--- START ---

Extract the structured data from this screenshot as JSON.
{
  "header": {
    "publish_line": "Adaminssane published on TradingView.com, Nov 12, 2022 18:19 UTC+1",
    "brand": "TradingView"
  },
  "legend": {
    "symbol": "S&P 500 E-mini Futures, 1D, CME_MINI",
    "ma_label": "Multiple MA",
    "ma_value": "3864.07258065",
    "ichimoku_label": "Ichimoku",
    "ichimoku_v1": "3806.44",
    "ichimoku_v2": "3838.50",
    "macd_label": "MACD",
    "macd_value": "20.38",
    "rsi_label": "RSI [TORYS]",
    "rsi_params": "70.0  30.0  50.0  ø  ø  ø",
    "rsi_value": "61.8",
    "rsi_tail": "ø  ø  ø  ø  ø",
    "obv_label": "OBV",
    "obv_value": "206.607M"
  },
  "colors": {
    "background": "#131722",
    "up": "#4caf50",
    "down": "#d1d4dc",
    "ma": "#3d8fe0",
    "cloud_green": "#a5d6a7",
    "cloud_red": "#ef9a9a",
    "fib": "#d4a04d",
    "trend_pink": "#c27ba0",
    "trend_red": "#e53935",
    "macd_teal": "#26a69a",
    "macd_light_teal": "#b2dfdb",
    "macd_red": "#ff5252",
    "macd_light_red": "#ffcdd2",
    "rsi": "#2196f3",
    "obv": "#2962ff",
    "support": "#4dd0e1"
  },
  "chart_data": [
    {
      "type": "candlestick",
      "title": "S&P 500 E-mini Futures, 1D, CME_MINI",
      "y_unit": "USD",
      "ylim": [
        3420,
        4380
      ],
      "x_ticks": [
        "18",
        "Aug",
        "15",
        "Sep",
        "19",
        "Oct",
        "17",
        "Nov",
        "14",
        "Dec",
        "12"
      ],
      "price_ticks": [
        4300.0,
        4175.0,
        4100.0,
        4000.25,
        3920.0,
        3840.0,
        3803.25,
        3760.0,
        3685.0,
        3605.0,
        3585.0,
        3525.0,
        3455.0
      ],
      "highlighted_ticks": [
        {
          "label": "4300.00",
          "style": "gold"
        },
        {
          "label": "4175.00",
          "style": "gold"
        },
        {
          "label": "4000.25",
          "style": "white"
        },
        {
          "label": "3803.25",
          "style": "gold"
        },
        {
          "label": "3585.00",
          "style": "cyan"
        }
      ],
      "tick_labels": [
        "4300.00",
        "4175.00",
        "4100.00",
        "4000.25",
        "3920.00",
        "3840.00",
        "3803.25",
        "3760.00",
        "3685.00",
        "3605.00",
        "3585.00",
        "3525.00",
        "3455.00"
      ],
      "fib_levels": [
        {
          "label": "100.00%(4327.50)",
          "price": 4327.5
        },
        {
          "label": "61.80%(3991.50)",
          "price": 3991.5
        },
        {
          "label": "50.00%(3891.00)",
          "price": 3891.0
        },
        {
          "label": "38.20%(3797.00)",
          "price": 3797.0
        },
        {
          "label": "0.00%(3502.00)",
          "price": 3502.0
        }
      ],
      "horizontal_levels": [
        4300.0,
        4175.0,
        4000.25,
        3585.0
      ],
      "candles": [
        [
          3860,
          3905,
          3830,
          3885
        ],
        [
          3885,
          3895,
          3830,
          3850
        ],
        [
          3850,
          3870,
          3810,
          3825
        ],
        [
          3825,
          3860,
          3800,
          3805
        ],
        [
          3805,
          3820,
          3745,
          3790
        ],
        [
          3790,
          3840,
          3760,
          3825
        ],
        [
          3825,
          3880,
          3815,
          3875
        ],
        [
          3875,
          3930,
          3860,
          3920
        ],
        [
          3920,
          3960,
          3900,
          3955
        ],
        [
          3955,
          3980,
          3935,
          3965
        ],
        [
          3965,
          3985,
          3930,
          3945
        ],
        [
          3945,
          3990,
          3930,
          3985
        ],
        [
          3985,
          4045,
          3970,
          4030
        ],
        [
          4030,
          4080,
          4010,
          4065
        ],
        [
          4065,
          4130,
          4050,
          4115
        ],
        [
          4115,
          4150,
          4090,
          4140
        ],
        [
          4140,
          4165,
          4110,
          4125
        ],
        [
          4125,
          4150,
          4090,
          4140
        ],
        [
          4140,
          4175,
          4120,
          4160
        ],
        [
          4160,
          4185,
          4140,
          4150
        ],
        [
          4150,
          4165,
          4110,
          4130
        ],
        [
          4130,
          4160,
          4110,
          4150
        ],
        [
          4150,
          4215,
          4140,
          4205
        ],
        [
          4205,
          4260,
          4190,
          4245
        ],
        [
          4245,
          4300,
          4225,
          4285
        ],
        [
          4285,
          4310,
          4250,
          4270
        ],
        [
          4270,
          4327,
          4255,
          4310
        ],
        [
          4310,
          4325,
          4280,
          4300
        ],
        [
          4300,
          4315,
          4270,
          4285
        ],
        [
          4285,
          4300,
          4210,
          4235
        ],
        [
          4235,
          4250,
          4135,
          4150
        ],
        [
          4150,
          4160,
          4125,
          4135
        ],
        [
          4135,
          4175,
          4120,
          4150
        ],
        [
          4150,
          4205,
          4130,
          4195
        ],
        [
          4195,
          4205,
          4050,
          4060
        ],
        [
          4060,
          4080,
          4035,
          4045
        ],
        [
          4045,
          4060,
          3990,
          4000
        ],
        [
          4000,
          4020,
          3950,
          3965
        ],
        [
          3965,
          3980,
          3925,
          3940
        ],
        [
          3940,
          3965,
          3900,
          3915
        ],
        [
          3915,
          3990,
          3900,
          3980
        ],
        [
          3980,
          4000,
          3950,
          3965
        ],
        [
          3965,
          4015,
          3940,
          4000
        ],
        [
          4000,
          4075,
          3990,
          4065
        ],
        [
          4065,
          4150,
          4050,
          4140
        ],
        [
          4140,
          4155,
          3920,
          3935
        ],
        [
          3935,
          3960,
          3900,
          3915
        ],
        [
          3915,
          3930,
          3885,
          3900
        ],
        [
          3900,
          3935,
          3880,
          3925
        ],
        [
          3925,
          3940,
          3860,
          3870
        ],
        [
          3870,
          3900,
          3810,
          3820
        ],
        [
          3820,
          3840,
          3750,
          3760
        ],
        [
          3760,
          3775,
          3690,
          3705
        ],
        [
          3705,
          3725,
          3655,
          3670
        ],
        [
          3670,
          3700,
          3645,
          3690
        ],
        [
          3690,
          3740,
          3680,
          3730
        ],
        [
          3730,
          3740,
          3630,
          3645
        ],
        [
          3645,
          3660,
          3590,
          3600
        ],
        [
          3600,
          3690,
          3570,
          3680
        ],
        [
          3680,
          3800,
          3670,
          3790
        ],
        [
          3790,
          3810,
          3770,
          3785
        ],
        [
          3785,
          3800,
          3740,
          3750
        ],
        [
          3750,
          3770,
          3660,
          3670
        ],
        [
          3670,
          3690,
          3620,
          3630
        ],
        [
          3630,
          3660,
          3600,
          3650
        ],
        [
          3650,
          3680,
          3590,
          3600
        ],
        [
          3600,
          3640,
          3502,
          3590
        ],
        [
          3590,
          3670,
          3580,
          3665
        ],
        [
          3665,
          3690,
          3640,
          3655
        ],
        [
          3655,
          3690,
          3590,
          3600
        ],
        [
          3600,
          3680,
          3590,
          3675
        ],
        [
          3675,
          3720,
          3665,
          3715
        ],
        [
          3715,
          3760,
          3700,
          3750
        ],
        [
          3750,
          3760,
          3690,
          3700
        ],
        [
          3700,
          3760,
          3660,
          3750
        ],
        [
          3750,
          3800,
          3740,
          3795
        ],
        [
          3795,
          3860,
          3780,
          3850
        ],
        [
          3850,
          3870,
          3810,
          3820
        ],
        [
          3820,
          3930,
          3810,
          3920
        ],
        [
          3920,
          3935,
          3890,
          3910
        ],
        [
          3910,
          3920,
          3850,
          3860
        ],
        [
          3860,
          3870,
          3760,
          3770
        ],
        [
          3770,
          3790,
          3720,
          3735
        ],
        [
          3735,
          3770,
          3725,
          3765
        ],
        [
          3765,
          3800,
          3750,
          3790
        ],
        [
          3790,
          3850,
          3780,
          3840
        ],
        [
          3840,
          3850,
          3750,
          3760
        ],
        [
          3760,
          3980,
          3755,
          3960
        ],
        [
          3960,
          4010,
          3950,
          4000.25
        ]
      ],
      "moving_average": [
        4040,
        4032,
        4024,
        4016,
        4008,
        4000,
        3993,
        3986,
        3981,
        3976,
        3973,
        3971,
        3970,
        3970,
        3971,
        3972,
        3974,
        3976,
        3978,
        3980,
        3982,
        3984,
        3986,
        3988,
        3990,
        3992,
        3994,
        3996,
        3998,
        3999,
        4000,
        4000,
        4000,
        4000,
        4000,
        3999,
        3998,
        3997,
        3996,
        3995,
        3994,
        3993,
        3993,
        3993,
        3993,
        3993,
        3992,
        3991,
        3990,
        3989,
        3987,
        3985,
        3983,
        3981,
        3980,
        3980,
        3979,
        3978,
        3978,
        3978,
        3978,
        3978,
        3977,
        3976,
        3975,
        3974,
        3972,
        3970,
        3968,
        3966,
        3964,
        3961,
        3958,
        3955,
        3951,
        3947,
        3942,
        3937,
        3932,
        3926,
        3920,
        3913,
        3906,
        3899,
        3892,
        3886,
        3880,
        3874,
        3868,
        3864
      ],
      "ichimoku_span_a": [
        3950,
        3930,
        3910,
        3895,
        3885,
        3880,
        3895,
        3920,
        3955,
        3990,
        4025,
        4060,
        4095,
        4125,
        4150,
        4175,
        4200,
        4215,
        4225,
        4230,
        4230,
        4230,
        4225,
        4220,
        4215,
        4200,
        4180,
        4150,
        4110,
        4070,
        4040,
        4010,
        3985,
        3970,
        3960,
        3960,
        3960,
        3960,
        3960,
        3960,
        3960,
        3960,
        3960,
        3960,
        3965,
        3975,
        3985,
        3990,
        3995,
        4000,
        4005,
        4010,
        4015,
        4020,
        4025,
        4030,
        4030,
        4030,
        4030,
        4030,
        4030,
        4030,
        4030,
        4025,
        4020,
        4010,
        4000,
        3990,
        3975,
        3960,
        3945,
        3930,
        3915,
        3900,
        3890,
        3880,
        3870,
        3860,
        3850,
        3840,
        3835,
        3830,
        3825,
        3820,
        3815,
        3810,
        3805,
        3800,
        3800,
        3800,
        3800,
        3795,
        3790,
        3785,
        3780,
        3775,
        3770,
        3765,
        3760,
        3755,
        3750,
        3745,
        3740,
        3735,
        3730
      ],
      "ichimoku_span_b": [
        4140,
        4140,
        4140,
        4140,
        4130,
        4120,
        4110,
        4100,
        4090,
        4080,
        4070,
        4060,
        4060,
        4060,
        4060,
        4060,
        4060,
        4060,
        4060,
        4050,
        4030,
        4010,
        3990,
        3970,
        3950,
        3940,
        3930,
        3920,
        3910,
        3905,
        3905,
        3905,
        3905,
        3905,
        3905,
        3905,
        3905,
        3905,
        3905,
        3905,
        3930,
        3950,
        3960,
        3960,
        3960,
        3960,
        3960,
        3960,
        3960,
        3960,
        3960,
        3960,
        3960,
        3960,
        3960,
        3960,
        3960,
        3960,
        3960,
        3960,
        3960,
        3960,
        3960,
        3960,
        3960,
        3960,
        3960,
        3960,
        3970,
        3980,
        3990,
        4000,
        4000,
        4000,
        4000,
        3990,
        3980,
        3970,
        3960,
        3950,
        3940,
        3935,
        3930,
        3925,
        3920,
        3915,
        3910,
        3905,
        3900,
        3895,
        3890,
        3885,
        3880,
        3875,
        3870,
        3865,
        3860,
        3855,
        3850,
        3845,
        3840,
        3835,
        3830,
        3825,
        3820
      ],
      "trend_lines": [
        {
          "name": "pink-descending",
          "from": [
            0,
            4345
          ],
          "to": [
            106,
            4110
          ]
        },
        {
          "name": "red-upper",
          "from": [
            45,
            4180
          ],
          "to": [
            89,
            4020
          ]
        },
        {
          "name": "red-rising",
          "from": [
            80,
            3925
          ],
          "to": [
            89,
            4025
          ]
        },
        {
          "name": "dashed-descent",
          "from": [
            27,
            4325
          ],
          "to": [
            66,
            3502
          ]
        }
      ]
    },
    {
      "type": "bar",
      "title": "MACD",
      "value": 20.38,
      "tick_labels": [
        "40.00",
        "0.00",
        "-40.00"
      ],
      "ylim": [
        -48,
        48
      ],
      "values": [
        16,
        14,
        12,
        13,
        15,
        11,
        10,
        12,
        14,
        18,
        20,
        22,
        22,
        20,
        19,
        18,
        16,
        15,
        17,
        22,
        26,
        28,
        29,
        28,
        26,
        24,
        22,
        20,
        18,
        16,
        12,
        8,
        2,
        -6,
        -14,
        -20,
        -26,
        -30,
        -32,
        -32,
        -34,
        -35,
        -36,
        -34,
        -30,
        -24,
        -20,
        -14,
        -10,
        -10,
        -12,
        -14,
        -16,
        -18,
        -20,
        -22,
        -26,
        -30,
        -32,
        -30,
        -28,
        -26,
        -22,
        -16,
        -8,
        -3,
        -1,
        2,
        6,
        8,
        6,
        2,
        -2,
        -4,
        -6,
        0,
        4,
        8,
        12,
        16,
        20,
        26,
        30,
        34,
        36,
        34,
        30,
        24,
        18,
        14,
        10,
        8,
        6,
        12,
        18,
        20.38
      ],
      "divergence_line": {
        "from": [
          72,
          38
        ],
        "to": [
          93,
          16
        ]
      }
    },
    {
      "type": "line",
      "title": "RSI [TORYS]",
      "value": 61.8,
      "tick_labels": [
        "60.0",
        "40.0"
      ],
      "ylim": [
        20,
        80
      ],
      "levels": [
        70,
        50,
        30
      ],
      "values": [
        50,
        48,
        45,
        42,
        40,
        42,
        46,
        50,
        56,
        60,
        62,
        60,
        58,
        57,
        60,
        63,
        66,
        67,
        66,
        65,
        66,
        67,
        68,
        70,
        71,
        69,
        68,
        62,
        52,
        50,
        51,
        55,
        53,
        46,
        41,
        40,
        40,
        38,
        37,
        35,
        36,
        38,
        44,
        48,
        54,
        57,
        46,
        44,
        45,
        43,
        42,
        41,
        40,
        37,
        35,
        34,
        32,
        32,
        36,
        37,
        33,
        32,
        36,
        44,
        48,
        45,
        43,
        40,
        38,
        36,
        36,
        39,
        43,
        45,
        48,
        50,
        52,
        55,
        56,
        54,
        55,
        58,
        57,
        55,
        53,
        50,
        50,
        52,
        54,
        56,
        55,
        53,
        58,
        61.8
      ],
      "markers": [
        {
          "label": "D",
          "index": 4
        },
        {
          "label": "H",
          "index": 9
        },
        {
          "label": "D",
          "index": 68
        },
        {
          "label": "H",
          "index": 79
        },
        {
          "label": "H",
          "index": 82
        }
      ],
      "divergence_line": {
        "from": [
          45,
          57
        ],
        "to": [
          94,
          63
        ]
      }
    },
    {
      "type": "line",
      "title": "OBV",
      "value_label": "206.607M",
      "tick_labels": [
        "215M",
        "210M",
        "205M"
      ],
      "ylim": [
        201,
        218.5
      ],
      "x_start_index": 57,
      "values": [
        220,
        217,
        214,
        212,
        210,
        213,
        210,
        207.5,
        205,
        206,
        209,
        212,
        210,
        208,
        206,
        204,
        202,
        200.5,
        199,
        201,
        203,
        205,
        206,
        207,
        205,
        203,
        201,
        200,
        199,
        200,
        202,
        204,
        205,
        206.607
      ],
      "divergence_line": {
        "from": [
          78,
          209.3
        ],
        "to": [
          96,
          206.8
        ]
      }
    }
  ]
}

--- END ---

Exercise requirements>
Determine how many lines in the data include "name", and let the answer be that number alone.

Answer space>
4